What started out as a few whispers about advertisers pulling Facebook ads has turned into a growing boycott of the social network over its content moderation policies — a situation the company is now describing as a "trust deficit."
Why it matters: Given Facebook's size, the boycott likely won't hurt the company's bottom line in the short term, but it turns up the political pressure on Facebook ahead of the 2020 election and underscores the company's challenges managing its public image.
In a major departure from its long-standing practice of not paying publishers directly to distribute their work, Google executives tell Axios that the search giant is creating a licensing program to pay publishers "for high-quality content" as a part of a new news product launching later this year.
Why it matters: Regulators around the world have been threatening Google with broad-based policies that would force it to pay publishers on policymakers' terms. Google aims to get ahead of that threat by introducing its own payout terms, while also strengthening its relationship with the embattled publishing community.
While not heavily touted by Apple on Monday, the company made several moves designed to address some key criticisms leveled by developers and antitrust authorities in recent weeks.
Why it matters: The moves likely won't end all the grumbling or stop regulators in their tracks, but they might turn down the heat for Apple over charges that it is increasingly behaving like a monopolist.
Though Apple's announcement that it will move the Mac to homegrown chips was long expected, the company has now filled in the blanks for when that shift will start, how long it will take and what developers must do to get ready.
Between the lines: Apple laid out the shape of its chip transition and lined up its key partners Adobe and Microsoft — but some observers say the company didn't fully explain how the shift will benefit developers and consumers.
Patagonia became the third major outdoor brand to say it was boycotting Facebook and Instagram on Sunday, following similar moves by North Face and REI.
Why it matters: Tension between advertisers and the tech giant has existed for years, but now — as the country faces a reckoning over systemic racism — marketers feel more compelled to take a public stand on filtering hate speech.
Apple used its developer conference to announce its transition to homegrown chips for the Mac, supplanting Intel, which has powered Apple's computer line for the past decade. It also announced updates to its phone, Mac, tablet and watch operating systems.
Why it matters: The shift will give Apple more control of its own destiny, but is likely to add short-term pain for users and developers alike.

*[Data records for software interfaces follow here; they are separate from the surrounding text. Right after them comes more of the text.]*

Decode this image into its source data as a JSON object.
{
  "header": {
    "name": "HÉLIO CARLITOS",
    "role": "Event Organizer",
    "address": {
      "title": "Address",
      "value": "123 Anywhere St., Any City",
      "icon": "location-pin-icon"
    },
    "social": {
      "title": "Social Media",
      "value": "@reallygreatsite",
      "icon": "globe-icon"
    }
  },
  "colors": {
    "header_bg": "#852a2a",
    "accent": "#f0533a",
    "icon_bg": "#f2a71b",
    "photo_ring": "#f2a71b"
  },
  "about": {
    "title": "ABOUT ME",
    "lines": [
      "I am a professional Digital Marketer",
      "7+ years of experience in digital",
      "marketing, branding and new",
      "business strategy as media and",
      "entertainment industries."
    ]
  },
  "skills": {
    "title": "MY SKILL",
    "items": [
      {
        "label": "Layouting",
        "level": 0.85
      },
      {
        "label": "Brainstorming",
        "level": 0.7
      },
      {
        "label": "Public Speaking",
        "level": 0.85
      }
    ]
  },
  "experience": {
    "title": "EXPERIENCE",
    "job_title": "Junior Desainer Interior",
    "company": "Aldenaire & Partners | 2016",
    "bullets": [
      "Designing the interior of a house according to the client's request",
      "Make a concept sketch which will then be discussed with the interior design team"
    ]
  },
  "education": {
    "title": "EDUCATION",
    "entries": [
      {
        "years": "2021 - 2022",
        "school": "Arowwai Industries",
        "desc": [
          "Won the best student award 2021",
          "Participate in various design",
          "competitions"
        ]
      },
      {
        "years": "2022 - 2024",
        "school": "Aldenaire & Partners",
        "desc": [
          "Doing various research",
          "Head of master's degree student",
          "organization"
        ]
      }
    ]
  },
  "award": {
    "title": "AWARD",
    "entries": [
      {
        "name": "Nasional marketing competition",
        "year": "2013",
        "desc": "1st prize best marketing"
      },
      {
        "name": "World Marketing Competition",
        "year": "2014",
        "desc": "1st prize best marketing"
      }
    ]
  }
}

Snapchat's head of diversity apologized to employees Saturday for a widely criticized Juneteenth filter that encouraged people to "smile and break the chains." However, in the same note, the executive insisted that it was white employees who raised concerns and black employees who suggested it was fine.
Between the lines: While the letter offers some clarity about the process that led to the filter's release, it's not clear that it makes the company look much better.
Apple announced Friday that 11 of its stores in Florida, North Carolina, South Carolina and Arizona will temporarily close this weekend after a spike in coronavirus cases in those states.
The big picture: The states where Apple is closing the stores saw some of the highest coronavirus case growth in the country over the past week, per an Axios analysis.
A new Justice Department proposal Wednesday accelerates a headlong charge in Washington to rewrite a law that protects online services from being sued over user-created content.
Why it matters: If Congress approves any of the bills in play, every dispute over content moderation on platforms like Facebook, Google and Twitter could turn into a court case — while the government could find itself with a big new job deciding whether companies like Facebook and Twitter are acting neutrally and "in good faith."
In the wake of Europe's announcement of the Apple antitrust investigation, several iOS developers are publicly criticizing the policies that govern the App Store — in particular the up-to-30% cut Apple takes for the sale of digital goods.
Why it matters: The public criticism could encourage other developers to speak out and form the basis for antitrust investigations beyond Europe.